The question asked most recently by readers is this: Why do we review cook-at-home box dinners when takeaways are still operating? The answer is simple and comes in two parts.
The first part is this: The pandemic has changed the way we live. Hospitality, more than many sectors, now operates entirely differently. Many businesses remain closed, a significant number will go to the wall, or already have done.
Those that remain have had to adapt to survive.
The habits of customers have also changed – though that process had started long before the pandemic: anyone got the number for UberEats, or Deliveroo?
We are no longer tied to sit-down dining, we’re now able to eat from the comfort of our own homes.
A similar drift happened with pubs, where more people drink at home, as well as entertainment, where the digital revolution democratised entertainment and meant people with a laptop might enjoy a show from their sofa, rather than a theatre or concert hall.
There’s another point to make on the importance of dine at home boxes: they are keeping restaurants afloat.
The top-ups required to pay wages and National Insurance contributions come from the meagre profits that operators make.
Crucially, such schemes also help the supply chain – the farmers who rear pork and beef, the growers who harvest spring vegetables, the fishermen who still need a market for their produce – having been stung so badly by Brexit.
So, for a variety of reasons, the rise of heat-at-home boxes has helped to keep the hospitality industry in business during its worst 12 months in living memory.
There’s another reason for focusing on heat-at-home in recent months and it’s this: some of it is really good.
If we fancy a stay-at-home burger night or a stunning dinner from a two Michelin-starred chef, we can order with the click of a mouse.
So if there’s a Friday night feast to be had or a special occasion dinner with a loved one, our options have increased.
But, ask the letters, why not focus more on takeaways?

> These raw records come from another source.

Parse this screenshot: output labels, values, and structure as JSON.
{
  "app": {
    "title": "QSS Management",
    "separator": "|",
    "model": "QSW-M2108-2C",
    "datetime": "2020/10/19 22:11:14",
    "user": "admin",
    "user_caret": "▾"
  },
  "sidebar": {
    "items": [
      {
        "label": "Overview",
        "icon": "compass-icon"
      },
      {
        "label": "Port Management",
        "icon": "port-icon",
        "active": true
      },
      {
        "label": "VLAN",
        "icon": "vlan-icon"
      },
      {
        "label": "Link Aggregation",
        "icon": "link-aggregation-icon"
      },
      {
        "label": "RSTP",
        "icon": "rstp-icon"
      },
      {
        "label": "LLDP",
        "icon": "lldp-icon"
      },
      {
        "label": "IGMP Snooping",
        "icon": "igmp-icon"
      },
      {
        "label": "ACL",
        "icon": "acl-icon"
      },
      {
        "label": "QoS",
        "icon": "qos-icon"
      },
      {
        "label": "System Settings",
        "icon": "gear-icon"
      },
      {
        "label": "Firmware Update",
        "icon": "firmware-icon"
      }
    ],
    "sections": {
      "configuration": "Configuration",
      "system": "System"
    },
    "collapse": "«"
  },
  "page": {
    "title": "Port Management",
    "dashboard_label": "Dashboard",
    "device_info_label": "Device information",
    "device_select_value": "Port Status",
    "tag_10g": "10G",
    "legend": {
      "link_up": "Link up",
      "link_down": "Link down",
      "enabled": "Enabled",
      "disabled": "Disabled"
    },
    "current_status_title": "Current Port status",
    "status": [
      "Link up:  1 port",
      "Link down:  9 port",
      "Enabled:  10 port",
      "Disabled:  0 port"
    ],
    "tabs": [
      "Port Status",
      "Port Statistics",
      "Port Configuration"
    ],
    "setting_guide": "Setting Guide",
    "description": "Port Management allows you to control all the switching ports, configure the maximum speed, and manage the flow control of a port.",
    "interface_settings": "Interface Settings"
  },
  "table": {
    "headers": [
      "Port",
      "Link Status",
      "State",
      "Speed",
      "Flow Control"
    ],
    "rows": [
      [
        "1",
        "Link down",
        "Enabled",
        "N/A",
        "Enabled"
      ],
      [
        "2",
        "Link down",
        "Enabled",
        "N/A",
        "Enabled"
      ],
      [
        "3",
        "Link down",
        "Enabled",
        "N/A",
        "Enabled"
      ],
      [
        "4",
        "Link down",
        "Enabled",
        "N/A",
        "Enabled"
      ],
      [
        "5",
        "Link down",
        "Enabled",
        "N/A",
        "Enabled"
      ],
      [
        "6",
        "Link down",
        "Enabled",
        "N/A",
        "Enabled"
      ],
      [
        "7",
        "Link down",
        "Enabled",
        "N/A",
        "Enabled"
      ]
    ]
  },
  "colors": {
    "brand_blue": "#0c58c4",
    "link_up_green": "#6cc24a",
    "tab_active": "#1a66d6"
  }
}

The answer's crystallised in this week’s click-and-collect order from Spice Empire, in Cleobury Mortimer.
Before we get into the details, let’s be clear on two things. We all make mistakes. That’s a given. None of us sail through life without tripping over a kerbstone, collecting a parking ticket for encroaching on a double yellow or forgetting a significant birthday or anniversary. That’s life.
The other point is this: when we do make mistakes, the important thing is how we respond.
There’s a third point to add: we remain enmired in a pandemic – so making errors on a takeaway is just about the least important thing in the world right now, somewhere lower than remembering where you stored your GCSE certificates, accidentally telling your friend the ending of a film they haven’t seen or sending a text to the wrong person because you still can get to grips with technology. It. Doesn’t. Matter.
So. Spice Empire.
In deference to those who asked for a local takeaway review, we ordered a curry. It was Tuesday.
Spice Empire had a shiny new ordering system; though it turned out not to be so shiny.
An order was placed, a slot was booked, I turned up five minutes early, just in case. In fact, I should have turned up 20 minutes late, for the food was nowhere to be seen and instead, the business’s drivers were hurriedly going back and forth with takeaways for people who live a little closer than I.
The guys in the restaurant told me to sit down. I did. They told me the food was just being wrapped – though they said that three times. After the second time, I switched off. It clearly hadn’t been cooked.
Honesty is ever the best policy and if you’re running late tell the guy sitting in the window that you’re running late because you’ve got lots of orders; rather than insisting it will just be two minutes.
Five minutes after hitting the road with a box of food, the phone rang. It was Spice Empire. They’d forgotten to add in one of the dishes I’d ordered and paid for and would I mind turning round and going back to collect it?
Yes, I responded. I would mind, as that would be an extra 10 minutes of journey time and my already-cooling food would be stone cold. They asked where I lived. I told them. That’s way too far, they said. We settled on a refund. No biggie.
They were apologetic. Credit where credit is due.
They processed the refund, made an apology, took ownership of their poor service. Well done.
And the food? Well, it was fine.
A chicken paratha roll was fabulous; big on flavour and bite-sized. A chicken coconut chilli was cooked to the required hotness and had a great sauce, with overcooked chicken chunks. A chicken chasni had great flavours of mango while a king prawn sweet chilli was similarly impressive.
The lemon rice was sharp, a little too much so, like a paper cut, rather than a first taste of summer.
The balance of spices in the curries was impressive while the roti was a pleasingly, doughy texture. The poppadums, to start, were regulation, with a thin, almost-watery dip.
The spices were decent, the sauces pretty good, the protein overcooked. It was a triumph of sustenance over style.
While the curries were above average, the service – notwithstanding their desire to put things right and apologise – was below.
There’s a simple answer to those who ask about reviews of box meals and it’s this: You can order good quality, safely delivered, economically priced food to your door in a pandemic, or pay the same to drive to a takeaway for poor service and overcooked chicken?
Now, really, which would you prefer?